Ward: Congrats! Ten years in the YouTube game is very rare. It’s hard to stay that relevant.
Marie: It really is and my channel always had the slowest incline. And I loved that. But I think a lot of the anxiety was like, “It’s all going to come down at some point. When it’s going to come down?” It’s funny because you’re premeditating what isn’t even happening.
Ward: It’s just in your mind. It’s not reality.
Marie: Yeah. And moving to LA (was a cause of stress) because I’m like, “How am I going to keep this up for a career?” So the stress and anxiety was something that I really started to struggle with.
Ward: Now do you think that anxiety, and almost obsessiveness, helped you get to where you are? It’s almost a double-edged sword. I interviewed the Merrill Twins and they had a great quote. They said, “When we started to get serious we said that we were going to post every Tuesday, no matter what’s going on. Whatever is going on, finals or travel or whatever, we’re going to post every week.” And they’ve never missed a Tuesday. But that also helped to get them to where they are. That obsessiveness, that consistency, that attention to detail helped them to become successful. Is that in the back of your mind too? Where you say, “Alright I’m going to take a break and outsource all this other stuff. But is it all going to come down now?”
Marie: I’ve got a couple of things on that. Laughs. I also said, “I’m not going to miss a Sunday.” That was my posting day. But it got to a point where I just couldn’t do it. I’d get busy and, to compensate, I’d just put stuff out there that I wasn’t proud of. It’d be Friday and I’d be like, “What am I going to put up on Sunday?” So, I’d bulk film on Friday, bulk edit on Saturday into Sunday morning, and then post. And I’d be so burnt out from that.
Ward: That was your whole weekend.
Marie: So Monday and Tuesday I’d be so burnt out that I wouldn’t film anything, and then I’d get busy with work, and then it would be Friday again.

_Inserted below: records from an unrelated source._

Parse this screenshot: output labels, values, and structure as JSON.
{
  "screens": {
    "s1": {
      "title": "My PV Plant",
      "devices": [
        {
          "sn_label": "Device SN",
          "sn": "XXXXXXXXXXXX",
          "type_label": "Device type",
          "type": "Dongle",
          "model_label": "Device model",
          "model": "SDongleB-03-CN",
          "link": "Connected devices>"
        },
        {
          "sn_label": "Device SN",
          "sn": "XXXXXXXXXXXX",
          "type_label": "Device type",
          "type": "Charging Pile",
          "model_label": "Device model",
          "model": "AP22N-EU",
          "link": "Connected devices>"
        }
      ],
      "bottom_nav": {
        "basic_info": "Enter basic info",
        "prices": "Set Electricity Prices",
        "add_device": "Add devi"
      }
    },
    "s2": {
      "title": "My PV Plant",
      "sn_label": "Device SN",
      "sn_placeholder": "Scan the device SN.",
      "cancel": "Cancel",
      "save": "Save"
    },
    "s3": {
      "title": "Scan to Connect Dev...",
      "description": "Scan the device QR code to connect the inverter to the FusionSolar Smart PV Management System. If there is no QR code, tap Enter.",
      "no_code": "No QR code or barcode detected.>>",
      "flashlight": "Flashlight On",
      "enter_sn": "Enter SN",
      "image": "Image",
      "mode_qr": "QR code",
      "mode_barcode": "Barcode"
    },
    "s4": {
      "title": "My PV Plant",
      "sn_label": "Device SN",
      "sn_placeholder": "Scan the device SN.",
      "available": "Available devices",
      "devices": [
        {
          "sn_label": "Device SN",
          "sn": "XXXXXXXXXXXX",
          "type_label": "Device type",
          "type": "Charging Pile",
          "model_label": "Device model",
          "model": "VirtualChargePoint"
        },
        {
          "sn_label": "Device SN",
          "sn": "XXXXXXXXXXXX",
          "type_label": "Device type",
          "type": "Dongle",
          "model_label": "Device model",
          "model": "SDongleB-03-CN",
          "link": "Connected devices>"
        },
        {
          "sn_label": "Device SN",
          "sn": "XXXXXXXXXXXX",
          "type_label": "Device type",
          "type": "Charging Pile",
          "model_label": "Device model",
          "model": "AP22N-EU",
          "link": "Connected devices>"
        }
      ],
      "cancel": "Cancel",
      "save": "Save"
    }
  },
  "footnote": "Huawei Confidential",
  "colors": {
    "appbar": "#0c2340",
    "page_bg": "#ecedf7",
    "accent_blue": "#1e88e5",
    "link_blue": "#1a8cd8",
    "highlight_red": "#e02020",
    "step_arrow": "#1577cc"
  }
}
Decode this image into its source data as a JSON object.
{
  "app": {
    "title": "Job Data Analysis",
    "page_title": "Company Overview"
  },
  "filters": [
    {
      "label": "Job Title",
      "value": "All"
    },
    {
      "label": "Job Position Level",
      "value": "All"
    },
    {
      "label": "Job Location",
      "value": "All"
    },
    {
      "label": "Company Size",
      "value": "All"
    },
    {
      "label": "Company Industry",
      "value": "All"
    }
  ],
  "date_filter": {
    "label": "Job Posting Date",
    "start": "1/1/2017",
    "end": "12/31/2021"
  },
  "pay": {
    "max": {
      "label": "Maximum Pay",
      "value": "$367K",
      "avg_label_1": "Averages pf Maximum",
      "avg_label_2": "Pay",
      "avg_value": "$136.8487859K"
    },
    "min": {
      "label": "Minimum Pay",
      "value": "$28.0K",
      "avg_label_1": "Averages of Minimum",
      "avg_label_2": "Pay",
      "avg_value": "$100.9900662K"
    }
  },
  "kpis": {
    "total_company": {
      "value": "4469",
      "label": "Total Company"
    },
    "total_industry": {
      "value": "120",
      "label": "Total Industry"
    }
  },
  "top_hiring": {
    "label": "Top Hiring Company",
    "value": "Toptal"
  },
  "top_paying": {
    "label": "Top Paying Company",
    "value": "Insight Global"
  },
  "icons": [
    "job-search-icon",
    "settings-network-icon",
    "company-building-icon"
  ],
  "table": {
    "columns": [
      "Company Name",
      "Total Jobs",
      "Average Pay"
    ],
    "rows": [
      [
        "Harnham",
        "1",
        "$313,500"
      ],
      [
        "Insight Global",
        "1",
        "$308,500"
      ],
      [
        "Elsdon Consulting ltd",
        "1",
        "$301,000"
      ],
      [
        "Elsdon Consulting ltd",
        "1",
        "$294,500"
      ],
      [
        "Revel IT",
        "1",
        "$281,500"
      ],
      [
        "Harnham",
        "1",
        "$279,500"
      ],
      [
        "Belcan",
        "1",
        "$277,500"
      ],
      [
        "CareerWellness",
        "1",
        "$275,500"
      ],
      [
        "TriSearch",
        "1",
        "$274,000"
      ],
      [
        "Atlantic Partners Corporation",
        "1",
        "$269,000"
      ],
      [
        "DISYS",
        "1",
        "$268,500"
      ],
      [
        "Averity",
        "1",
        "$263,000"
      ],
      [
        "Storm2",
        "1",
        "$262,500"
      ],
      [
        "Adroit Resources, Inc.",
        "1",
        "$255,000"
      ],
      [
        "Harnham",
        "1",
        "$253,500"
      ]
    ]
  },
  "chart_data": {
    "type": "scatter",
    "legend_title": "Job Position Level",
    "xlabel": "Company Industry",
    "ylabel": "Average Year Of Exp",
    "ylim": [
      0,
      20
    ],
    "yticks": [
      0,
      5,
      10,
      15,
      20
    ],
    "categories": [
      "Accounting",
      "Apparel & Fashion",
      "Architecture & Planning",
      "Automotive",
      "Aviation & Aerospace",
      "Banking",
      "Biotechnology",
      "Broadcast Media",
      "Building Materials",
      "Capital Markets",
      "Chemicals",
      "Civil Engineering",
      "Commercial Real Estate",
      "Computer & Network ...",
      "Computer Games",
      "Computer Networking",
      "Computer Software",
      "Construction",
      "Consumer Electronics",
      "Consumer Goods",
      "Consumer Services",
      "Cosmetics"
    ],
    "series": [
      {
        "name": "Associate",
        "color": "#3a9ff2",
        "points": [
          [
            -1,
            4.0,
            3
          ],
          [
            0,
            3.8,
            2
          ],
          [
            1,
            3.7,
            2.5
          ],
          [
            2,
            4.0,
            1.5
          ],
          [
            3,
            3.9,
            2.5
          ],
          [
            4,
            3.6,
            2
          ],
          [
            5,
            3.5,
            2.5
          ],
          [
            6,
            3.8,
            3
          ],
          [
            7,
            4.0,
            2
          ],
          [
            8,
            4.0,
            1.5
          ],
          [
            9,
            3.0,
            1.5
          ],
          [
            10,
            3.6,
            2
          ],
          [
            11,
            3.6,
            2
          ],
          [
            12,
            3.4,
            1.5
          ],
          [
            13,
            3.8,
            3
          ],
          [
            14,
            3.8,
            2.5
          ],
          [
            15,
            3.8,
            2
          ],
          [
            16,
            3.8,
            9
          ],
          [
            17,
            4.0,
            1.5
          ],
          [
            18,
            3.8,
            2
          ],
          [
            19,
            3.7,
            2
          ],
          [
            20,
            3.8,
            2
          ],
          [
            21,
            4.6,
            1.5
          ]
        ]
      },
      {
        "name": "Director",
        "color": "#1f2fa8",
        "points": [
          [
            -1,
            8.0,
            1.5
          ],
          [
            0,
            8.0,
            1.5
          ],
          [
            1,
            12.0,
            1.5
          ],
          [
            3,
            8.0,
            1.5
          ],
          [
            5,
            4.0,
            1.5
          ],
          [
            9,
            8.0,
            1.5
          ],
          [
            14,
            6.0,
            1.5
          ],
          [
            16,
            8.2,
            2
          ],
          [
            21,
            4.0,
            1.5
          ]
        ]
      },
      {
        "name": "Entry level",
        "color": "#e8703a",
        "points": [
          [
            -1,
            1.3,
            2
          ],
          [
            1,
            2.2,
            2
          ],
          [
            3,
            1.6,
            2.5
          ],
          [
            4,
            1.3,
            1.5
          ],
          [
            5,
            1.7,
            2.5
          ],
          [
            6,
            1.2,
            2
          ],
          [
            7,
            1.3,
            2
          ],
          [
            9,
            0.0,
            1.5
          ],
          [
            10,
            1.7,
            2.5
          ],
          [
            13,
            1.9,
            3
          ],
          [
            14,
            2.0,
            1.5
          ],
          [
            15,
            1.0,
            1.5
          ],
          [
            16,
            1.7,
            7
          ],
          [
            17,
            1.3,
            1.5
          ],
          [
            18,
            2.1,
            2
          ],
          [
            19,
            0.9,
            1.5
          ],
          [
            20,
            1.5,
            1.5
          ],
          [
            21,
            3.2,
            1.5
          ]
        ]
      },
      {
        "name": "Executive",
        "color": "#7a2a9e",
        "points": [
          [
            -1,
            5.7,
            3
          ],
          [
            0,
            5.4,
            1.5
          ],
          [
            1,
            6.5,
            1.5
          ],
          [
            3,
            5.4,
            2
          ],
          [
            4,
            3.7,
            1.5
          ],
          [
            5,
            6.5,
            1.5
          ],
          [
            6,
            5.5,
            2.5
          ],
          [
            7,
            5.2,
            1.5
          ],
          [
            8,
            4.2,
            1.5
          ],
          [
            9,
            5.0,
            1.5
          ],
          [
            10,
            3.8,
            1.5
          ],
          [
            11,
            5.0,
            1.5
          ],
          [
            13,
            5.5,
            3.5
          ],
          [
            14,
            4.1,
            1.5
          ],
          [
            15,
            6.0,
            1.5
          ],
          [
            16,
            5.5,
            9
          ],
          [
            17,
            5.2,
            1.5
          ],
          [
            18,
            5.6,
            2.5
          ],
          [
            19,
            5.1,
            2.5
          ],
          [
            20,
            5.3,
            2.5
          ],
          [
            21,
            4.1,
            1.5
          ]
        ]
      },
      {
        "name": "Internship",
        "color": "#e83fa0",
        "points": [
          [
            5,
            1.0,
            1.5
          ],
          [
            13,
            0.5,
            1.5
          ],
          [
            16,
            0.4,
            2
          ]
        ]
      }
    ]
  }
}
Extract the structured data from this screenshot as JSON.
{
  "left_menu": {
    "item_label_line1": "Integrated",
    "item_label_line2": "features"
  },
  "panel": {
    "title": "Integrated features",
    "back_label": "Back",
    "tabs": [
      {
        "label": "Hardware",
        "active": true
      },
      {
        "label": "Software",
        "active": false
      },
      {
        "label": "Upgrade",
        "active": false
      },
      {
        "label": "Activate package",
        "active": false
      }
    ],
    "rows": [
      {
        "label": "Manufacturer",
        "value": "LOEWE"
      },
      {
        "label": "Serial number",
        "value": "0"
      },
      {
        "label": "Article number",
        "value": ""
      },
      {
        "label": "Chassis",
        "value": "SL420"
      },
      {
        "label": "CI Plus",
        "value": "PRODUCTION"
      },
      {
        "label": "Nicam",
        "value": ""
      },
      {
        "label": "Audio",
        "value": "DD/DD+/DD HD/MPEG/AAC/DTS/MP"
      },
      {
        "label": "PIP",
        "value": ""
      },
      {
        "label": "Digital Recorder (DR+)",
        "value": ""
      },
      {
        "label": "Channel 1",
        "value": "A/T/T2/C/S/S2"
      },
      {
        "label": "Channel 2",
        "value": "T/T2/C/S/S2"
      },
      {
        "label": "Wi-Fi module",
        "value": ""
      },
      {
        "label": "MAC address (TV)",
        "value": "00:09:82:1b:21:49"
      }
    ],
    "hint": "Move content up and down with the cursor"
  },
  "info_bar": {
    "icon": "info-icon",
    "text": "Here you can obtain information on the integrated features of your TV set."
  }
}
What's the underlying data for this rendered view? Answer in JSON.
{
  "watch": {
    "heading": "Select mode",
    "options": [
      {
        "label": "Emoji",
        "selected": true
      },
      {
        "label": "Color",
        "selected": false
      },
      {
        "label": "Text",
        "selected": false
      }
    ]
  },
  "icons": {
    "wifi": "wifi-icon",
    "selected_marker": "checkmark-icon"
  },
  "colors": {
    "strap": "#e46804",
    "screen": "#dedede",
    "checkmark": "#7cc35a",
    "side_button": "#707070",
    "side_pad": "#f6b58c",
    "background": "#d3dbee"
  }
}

So the last eight months have been that schedule. So, I didn’t have time to pre film. I was that much behind. And that stressed me out so much. But back to the laser focus thing; I would never miss a post, because that’s just how I am. And I have a lot of friends who would not upload a lot, and that’d be fine for them.
Ward: But are those friends as successful as you? Probably not.
Marie: If you’re just looking at numbers, then yes. But it’s hard.
Ward: Because then there’s quality of life too.
Marie: Because maybe they have a social life? Laughs. No definitely.
Ward: Have you priorities changed now that you’ve taken a break and had some time to reflect?
Marie: My biggest priority, as I continue to expand my business ventures, is finding a healthy balance! I’ve never achieved a happy balance between my social life, career, remaining active, etc. It’s all or nothing, which was a huge contribution to this burn out. Let’s face it, I’m a workaholic. But I’m going to have to put my computer down and live life. It’s all about finding a perfect balance. That’s the goal!
Ward: When are you coming back?
Marie: Soon! Laughs. And I’m not even kidding. And there are a lot of other projects I’ve got coming up.
Ward: Finally, what advice do you have for other YouTubers who are working themselves ragged in order to build a successful YouTube channel?
Marie: My biggest piece of advice would be to not rush anything. It’s about quality over quantity. Find what makes you stand out and run with that. Being a successful creator takes time, but more importantly it takes respect from your peers. Don’t change who you are for the sake of views. Do something because you genuinely love it and want to share your voice.
This interview was edited for length and clarity.